Lines containing the word "photo" in the data below: say how many, with no other text.

(Data under study begins)

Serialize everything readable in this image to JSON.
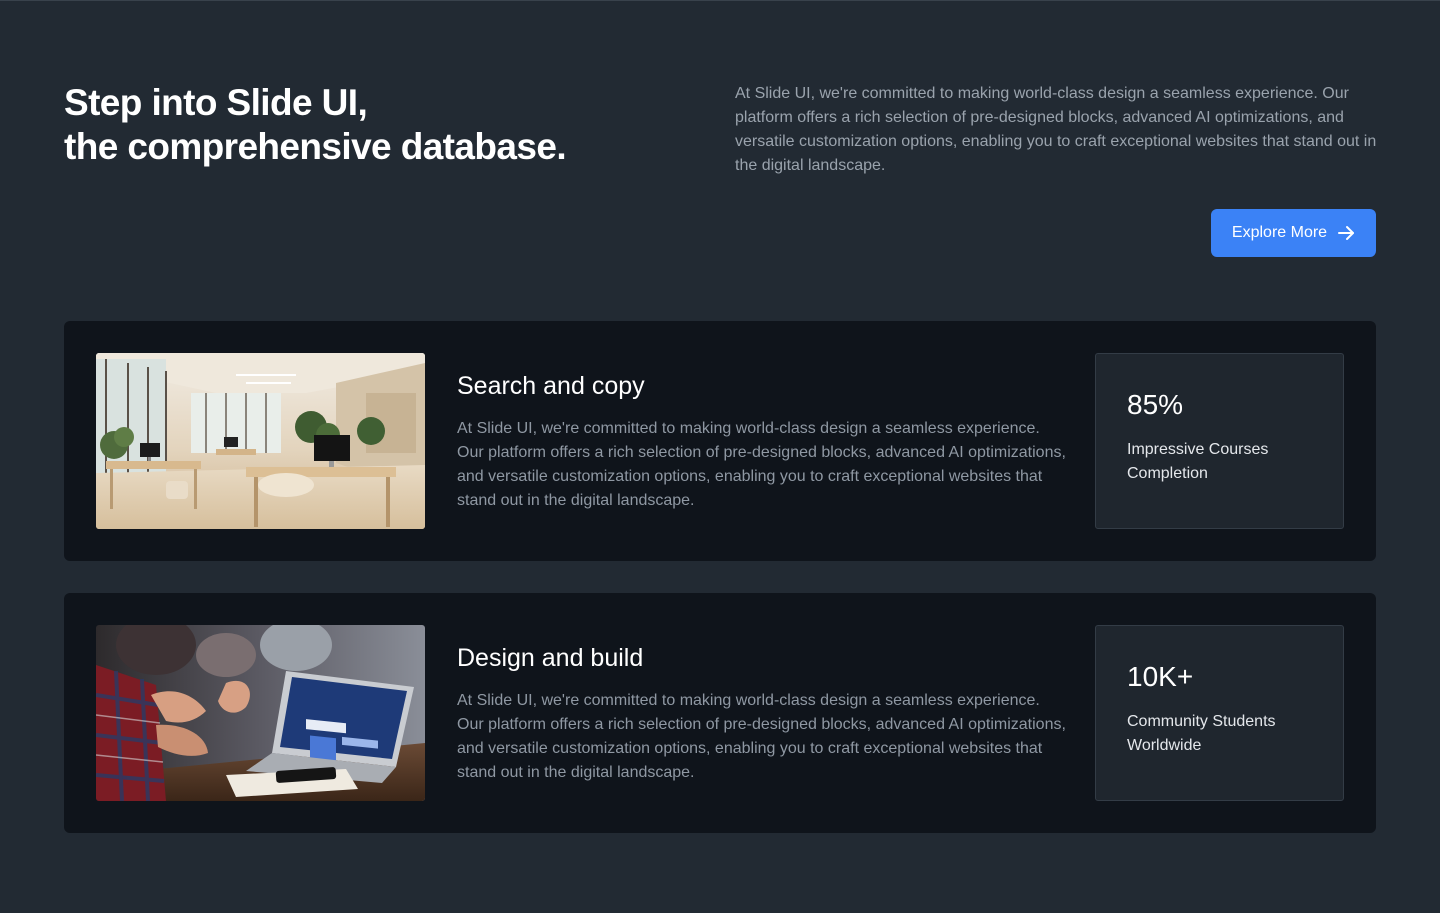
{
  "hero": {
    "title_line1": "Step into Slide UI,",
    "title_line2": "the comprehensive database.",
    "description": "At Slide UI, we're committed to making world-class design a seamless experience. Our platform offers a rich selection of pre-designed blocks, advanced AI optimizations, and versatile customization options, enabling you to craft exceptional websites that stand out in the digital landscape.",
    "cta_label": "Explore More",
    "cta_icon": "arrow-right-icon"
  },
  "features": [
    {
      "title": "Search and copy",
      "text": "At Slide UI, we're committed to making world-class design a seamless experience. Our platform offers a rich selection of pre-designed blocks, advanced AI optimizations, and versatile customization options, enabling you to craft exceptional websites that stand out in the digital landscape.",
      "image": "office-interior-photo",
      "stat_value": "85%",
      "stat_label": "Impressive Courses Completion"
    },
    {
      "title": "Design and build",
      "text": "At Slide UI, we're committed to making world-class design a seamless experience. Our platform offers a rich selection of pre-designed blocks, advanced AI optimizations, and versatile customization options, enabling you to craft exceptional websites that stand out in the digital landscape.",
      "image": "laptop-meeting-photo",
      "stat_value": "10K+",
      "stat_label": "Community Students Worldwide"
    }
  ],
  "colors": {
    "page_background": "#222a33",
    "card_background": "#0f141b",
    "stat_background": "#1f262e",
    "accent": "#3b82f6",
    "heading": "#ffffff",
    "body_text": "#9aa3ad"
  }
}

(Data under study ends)

## Response below
2